Blog Politique du Sénégal isn’t sure (Fr) whether to laugh or cry about Gambian President Yahia Jammeh’s new healer functions: “[He] has taken up a career as a marabout healer. And he is coming into some success. Commercial, that is because I can’t put my hand in fire for his therapeutic prowesses… Hundreds of Gambians believe, as they line up endlessly to be healed by the therapist president. Fridays and Saturdays for asthma, Tuesdays and Thursdays for HIV.”
Sanaga Peregrinations disagrees (Fr) with commentators who believe Africa is going towards a recolonization by China, suggesting that the point is not to worry about the consequences of Chinese investments but rather to bring local leaders to better manage all foreign investments. She quotes and endorses Ugandan journalist Andrew Mwenda: ” The failure of Western aid in Africa has little to do with the conditions attached to it, but a lot to do with poor governance on the continent.”
Cambodian Singer Pov Panha Pech (pictured) was shot dead this morning.
Dubai-based blogger SS is disgusted with the lack of tolerance he is witnessing around him. “Today, I found myself being attacked… for I spoke about the grace of life and kindness. If kindness and goodness is only something you share with your group/sect/herd/religion - then what’s the point of living under this sky?” he writes.

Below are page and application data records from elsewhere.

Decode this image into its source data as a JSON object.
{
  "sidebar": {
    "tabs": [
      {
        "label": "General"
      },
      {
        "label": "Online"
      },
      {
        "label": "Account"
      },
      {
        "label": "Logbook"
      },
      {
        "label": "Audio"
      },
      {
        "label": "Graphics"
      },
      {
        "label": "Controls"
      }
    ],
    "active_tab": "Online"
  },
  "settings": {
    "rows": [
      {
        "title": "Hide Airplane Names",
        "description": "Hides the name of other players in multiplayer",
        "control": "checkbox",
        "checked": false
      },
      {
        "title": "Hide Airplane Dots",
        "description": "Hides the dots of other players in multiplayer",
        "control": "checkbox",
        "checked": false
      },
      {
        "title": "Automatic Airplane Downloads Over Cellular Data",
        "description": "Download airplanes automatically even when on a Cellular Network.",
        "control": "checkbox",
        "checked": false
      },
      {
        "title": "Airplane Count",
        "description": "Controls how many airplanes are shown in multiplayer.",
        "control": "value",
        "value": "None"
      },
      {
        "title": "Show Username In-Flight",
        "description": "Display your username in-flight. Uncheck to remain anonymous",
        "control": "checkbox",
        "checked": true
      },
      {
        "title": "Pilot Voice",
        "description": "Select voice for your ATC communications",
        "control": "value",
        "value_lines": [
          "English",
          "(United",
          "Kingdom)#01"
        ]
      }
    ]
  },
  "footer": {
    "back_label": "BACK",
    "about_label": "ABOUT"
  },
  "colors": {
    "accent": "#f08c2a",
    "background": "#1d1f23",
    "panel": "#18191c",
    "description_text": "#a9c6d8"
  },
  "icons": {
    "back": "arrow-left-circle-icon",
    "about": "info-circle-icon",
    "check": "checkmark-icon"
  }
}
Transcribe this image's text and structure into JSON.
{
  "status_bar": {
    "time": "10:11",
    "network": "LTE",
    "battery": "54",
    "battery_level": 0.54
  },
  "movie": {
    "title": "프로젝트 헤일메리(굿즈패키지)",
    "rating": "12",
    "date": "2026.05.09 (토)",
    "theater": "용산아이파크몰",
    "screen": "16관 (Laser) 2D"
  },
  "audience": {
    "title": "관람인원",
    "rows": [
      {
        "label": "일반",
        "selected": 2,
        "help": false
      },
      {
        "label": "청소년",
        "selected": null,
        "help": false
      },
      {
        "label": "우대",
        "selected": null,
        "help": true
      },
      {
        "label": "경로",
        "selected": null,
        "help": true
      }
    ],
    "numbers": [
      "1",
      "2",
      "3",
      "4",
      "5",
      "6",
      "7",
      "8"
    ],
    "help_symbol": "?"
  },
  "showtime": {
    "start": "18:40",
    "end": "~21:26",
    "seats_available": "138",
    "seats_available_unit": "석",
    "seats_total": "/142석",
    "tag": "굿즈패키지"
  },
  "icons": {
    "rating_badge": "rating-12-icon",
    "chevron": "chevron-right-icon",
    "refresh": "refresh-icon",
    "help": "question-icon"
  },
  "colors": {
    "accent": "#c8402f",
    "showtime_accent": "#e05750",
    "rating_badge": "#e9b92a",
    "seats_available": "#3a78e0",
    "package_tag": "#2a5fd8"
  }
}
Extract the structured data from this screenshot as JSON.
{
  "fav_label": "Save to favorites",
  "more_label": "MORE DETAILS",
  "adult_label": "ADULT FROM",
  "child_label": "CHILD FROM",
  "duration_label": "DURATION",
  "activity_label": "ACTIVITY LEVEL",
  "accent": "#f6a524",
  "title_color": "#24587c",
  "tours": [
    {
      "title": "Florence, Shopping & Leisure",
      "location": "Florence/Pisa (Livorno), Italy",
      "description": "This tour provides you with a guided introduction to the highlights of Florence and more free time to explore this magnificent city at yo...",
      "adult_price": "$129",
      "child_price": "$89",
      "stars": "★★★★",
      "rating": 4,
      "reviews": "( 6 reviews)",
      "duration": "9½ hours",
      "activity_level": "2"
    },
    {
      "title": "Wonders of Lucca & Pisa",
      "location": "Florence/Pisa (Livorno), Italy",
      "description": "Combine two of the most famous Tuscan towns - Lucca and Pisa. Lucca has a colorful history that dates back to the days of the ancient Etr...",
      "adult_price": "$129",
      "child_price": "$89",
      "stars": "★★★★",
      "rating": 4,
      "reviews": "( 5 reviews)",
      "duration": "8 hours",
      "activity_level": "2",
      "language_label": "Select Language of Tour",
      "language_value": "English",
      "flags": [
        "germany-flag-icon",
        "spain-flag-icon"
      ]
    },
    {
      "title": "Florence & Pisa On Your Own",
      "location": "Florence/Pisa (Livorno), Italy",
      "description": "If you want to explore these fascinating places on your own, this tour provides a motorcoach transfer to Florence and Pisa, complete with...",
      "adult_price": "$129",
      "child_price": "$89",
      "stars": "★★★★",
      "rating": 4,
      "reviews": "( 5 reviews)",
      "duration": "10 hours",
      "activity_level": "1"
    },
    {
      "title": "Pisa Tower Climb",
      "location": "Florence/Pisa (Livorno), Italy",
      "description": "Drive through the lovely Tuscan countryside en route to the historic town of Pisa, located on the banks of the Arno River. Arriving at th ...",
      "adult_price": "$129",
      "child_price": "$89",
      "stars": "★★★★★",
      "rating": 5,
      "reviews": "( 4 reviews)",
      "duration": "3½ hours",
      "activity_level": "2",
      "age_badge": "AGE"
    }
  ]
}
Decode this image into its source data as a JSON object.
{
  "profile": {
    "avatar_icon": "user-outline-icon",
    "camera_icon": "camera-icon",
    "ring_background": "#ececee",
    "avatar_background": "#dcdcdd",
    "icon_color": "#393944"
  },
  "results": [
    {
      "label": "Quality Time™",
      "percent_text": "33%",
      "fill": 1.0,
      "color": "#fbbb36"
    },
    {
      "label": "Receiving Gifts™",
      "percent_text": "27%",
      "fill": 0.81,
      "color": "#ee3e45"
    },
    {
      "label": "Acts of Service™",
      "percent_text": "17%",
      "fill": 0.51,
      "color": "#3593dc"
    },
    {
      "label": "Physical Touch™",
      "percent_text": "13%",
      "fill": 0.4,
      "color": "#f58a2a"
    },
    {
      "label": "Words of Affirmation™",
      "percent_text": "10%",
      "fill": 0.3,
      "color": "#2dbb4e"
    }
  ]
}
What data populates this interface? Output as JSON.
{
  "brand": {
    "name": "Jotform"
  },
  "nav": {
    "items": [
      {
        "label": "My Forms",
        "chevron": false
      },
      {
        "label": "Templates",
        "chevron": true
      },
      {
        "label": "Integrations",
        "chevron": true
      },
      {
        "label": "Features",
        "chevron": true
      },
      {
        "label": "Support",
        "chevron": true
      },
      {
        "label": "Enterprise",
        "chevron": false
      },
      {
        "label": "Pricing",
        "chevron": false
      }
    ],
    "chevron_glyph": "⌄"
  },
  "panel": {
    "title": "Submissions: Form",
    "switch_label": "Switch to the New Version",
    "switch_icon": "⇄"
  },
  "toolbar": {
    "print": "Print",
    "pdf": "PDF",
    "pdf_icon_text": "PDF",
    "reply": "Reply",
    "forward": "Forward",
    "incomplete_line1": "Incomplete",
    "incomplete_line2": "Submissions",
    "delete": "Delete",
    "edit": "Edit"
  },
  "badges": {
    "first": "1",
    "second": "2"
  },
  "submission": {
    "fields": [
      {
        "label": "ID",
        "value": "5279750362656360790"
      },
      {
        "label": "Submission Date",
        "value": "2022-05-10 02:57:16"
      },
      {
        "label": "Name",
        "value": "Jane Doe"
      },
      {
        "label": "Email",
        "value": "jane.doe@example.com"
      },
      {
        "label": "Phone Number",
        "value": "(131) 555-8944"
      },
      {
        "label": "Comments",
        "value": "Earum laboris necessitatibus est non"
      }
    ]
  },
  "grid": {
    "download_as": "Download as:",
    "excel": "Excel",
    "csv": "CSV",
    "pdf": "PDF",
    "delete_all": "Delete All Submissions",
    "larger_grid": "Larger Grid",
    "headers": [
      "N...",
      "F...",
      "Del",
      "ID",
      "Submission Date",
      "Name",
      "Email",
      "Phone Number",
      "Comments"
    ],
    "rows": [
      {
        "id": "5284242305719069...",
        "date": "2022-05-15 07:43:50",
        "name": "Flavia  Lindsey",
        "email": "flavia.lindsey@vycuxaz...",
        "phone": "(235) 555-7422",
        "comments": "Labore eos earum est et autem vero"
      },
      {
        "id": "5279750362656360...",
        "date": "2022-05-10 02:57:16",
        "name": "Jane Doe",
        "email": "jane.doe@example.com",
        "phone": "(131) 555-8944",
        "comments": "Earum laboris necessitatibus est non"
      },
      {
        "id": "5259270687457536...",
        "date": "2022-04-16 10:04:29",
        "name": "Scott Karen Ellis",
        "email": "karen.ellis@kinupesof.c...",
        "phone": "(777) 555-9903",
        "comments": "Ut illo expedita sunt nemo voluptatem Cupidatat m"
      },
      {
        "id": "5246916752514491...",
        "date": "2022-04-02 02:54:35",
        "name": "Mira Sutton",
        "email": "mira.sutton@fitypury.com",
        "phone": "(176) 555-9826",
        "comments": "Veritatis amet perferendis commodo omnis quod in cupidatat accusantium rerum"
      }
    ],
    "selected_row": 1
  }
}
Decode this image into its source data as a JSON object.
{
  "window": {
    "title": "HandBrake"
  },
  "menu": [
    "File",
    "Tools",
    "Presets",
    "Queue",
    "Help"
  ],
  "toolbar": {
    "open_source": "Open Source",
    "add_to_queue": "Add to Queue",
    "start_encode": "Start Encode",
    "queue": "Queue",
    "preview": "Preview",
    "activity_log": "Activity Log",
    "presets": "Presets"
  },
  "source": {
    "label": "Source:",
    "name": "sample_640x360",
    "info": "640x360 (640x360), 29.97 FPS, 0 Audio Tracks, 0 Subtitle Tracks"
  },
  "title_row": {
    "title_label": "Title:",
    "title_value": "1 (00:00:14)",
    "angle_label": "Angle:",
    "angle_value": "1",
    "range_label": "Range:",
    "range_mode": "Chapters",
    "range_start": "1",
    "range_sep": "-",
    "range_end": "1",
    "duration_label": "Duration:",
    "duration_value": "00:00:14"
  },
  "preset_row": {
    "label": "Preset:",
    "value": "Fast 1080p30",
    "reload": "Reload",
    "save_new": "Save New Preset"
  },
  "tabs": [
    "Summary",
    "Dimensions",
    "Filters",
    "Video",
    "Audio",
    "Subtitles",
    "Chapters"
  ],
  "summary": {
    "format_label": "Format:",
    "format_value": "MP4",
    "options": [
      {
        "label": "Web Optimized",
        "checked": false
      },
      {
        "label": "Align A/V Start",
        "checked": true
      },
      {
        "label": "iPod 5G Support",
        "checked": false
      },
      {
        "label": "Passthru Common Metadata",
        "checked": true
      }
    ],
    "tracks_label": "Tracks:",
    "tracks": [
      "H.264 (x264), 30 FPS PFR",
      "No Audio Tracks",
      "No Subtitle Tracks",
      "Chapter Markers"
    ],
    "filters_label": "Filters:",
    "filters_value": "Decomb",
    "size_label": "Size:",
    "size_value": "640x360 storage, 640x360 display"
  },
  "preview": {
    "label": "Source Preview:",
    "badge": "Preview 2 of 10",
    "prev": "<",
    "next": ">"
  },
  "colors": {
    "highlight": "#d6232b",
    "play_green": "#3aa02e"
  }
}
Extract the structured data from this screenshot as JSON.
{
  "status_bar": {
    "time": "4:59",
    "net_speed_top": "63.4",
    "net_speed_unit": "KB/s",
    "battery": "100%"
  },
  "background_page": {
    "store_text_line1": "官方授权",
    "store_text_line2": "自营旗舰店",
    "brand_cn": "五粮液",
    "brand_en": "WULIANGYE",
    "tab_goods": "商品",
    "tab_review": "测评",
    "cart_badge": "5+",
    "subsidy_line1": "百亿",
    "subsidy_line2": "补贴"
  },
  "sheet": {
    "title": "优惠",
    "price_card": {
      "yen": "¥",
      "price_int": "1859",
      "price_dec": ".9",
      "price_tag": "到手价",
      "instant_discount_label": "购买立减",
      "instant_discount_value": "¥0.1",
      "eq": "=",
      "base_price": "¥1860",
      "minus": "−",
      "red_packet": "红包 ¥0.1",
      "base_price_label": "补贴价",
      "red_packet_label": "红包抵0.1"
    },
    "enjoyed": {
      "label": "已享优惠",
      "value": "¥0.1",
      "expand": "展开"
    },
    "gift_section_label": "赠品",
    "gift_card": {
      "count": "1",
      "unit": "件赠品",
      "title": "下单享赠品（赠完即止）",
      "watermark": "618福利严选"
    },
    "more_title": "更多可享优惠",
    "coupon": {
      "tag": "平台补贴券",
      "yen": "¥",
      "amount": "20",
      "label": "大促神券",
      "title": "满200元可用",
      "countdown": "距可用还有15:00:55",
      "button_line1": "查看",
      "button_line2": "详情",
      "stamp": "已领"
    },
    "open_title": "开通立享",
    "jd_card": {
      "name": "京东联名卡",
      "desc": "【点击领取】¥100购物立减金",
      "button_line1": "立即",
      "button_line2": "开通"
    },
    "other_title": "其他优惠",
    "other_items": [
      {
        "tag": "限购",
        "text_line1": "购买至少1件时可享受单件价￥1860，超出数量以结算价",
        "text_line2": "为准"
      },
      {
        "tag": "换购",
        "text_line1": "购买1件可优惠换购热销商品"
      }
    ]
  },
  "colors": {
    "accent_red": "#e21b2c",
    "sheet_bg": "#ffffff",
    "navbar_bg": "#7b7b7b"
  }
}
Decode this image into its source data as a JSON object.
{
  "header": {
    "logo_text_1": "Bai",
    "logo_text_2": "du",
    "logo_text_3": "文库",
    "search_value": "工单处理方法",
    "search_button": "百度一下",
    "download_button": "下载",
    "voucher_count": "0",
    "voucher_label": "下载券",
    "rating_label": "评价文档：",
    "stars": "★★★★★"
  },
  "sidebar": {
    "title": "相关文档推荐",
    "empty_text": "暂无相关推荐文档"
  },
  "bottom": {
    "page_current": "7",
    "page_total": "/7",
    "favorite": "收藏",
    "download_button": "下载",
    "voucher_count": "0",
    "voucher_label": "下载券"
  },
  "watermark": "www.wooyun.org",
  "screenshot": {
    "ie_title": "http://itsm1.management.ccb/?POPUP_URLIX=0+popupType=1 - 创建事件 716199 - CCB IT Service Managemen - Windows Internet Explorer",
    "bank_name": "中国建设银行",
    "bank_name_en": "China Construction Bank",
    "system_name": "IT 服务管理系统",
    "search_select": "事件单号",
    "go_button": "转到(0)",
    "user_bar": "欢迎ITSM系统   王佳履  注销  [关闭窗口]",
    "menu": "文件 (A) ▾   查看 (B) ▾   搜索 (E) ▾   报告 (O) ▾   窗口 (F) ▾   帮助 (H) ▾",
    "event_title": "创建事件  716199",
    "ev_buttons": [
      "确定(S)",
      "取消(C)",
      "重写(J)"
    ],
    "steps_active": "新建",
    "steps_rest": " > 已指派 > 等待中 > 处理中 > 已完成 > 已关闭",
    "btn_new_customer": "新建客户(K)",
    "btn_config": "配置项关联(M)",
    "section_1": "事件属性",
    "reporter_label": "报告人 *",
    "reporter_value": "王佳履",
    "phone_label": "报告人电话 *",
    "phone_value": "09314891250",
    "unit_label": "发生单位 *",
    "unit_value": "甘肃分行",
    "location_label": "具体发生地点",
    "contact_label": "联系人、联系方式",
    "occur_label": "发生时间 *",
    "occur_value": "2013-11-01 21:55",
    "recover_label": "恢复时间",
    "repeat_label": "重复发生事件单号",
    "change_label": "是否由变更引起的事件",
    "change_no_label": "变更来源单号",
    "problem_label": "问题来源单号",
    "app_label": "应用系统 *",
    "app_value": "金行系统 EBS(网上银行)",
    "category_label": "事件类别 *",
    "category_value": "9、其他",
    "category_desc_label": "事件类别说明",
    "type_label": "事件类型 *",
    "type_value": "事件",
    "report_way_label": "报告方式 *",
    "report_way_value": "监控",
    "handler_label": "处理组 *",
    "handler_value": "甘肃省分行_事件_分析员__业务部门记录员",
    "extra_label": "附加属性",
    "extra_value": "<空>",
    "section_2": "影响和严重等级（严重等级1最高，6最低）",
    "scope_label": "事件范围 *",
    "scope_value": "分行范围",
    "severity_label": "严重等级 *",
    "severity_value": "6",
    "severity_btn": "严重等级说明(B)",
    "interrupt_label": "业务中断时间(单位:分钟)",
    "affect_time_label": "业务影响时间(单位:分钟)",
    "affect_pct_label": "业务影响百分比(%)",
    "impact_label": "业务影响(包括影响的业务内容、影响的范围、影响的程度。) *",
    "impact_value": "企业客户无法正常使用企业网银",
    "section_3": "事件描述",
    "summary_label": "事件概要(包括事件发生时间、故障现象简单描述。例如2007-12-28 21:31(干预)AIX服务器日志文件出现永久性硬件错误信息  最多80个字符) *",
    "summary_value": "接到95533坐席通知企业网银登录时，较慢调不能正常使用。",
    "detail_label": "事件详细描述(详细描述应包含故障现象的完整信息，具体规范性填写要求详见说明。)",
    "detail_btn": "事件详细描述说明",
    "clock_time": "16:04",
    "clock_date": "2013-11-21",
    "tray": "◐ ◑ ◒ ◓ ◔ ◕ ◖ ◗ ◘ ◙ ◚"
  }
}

Jailed Egyptian blogger Kareem Nabeel Sulaiman has been nominated for one of the 7th Annual Index on Censorship Freedom of Expression Awards, which are intended to honour the world’s champions of freedom of expression, according to his support site Free Kareem. Today it is Abdel Karim - tomorrow it could be you!, warns Israeli blogger SnoopyTheGoon. “This is another case when an oppressive regime takes a petty revenge on a blogger. This is another case when all bloggers, no matter of what race, age, gender or political affiliation must spread the word of protest,” he writes here.
Stop Iran War is a site and blog launched by Wes Clark, former NATO’s Supreme Allied Commander. He says “I believe it is critical to give voice to the vast majority of Americans who want to avoid a military conflict with Iran, and I hope you will visit StopIranWar.com to add your voice to our efforts.”
Thursday, February 22, 2007
Feb 22 is is Takeshima Day , but also the cat’s day in Japan; as James in Japan Prob said, cat’s day is more excited than the Japan-Korea dispute over Takeshima and Dokdo. The blogger also post a cat’s day video on his post. Sample: "... each of the 2’s in 2/22 can be read with the sound “nyan,” which happens to be the sound cats make in Japanese. As a result, somebody declared that 2/22 would be known as 'Cat Day'."
Does this mean cats meow differently in Japanese??????
An Egyptian blogger has been convicted of insulting Islam and President Hosni Mubarak and sentenced to four years in prison in Egypt's first prosecution of a blogger.
Abdel Kareem Nabil, a 22-year-old former student at Egypt's Al-Azhar University, an Islamic institution, had pleaded innocent to all charges, and human rights groups had called for his release... WaPo has details. Kareem is planning to appeal. YOU can help!
Previously: Ramadan Shocker
Kabob Fest: The Danger of Arab Bloggers
Blogger Repressed (but not in America)